#### Records supplied
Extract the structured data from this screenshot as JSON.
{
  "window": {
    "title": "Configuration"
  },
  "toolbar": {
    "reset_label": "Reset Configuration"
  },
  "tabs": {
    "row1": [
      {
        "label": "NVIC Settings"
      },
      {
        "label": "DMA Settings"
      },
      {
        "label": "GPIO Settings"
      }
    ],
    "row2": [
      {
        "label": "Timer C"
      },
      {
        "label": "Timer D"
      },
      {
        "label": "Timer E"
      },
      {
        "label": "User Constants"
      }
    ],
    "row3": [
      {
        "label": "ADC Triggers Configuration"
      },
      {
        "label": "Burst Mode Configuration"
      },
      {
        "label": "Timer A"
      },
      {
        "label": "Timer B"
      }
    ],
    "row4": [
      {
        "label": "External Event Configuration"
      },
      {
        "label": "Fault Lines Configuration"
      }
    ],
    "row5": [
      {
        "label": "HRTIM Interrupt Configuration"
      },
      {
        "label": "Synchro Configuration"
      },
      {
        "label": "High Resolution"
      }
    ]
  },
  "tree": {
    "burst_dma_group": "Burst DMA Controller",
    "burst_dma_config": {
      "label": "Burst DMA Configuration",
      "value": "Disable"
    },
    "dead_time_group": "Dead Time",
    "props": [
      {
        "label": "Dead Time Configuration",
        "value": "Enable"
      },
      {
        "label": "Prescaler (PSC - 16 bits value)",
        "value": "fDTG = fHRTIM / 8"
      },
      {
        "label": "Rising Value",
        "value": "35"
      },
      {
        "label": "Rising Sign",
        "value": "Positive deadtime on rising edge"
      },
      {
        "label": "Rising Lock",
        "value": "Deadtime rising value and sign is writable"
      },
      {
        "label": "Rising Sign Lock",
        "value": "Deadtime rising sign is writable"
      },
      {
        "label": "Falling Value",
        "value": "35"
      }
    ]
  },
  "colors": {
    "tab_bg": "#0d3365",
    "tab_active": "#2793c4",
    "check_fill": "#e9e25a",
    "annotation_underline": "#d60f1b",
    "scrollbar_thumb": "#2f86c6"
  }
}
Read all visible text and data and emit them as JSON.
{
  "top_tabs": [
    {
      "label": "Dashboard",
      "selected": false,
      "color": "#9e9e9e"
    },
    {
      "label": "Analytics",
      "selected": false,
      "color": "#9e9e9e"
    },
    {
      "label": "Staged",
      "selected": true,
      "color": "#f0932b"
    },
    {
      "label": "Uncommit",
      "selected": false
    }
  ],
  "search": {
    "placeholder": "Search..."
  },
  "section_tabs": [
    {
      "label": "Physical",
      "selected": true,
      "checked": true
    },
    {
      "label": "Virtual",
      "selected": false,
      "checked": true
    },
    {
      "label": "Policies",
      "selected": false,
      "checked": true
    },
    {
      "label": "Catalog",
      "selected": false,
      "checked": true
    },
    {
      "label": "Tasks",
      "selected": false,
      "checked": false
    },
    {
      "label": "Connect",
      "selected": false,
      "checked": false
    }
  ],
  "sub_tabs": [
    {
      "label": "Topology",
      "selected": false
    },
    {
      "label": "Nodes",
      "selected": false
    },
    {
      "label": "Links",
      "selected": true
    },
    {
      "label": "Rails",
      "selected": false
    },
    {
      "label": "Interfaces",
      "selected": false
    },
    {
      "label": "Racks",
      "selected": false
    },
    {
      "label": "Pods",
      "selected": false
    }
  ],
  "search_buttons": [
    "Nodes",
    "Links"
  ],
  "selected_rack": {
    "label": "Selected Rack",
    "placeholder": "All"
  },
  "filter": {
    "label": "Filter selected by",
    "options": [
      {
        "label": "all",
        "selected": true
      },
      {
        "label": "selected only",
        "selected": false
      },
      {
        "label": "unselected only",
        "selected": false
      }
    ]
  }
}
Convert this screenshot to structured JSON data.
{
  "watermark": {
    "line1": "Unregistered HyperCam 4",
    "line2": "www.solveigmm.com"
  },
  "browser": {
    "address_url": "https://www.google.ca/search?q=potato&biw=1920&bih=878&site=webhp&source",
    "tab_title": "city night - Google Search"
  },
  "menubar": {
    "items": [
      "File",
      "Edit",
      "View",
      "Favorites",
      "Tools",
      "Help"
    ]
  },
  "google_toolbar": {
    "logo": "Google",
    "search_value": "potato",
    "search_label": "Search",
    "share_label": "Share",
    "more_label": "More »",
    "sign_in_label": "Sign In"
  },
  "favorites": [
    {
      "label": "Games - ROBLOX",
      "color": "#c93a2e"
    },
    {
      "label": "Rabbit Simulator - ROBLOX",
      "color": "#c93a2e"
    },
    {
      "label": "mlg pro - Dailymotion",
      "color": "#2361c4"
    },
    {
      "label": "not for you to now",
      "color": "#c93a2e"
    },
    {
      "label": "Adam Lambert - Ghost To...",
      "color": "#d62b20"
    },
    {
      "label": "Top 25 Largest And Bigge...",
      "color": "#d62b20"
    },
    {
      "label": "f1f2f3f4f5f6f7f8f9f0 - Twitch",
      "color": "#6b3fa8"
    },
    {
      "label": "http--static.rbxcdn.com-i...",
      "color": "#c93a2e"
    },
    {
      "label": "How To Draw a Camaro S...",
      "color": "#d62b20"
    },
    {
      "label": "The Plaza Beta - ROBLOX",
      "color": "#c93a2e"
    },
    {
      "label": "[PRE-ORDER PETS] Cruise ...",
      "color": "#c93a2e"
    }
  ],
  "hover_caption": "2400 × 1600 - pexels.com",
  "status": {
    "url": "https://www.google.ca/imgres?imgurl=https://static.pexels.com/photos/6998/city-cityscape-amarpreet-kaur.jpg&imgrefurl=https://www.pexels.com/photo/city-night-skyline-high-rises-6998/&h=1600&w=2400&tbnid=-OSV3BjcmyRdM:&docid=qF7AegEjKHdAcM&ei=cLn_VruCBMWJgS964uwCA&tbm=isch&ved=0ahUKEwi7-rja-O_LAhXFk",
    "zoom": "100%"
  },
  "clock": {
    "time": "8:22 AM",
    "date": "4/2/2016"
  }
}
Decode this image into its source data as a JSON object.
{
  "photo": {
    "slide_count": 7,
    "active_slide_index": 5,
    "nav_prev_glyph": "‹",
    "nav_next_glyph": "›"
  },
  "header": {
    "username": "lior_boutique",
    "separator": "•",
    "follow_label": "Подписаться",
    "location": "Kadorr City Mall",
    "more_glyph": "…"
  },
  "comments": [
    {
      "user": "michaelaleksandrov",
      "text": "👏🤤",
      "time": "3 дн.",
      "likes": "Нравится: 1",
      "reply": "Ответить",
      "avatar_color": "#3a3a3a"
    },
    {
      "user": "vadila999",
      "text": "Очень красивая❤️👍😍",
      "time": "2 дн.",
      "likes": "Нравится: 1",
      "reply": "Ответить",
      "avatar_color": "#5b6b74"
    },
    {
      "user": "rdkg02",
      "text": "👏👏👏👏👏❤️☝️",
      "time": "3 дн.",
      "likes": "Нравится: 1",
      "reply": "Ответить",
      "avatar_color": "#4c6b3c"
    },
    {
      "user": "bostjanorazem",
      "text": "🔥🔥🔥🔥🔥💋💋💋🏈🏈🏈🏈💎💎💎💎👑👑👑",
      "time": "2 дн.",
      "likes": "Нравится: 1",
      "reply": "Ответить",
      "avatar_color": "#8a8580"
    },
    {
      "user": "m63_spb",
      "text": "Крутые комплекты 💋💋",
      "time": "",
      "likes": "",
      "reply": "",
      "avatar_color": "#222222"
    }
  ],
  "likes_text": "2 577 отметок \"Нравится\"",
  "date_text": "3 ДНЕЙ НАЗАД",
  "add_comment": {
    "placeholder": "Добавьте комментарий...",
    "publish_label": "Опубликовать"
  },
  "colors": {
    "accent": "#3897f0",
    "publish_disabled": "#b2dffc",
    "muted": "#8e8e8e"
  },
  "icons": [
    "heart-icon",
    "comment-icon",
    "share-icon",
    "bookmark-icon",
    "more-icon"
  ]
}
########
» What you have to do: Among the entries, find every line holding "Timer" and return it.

» Result of this task:
        "label": "Timer C"
        "label": "Timer D"
        "label": "Timer E"
        "label": "Timer A"
        "label": "Timer B"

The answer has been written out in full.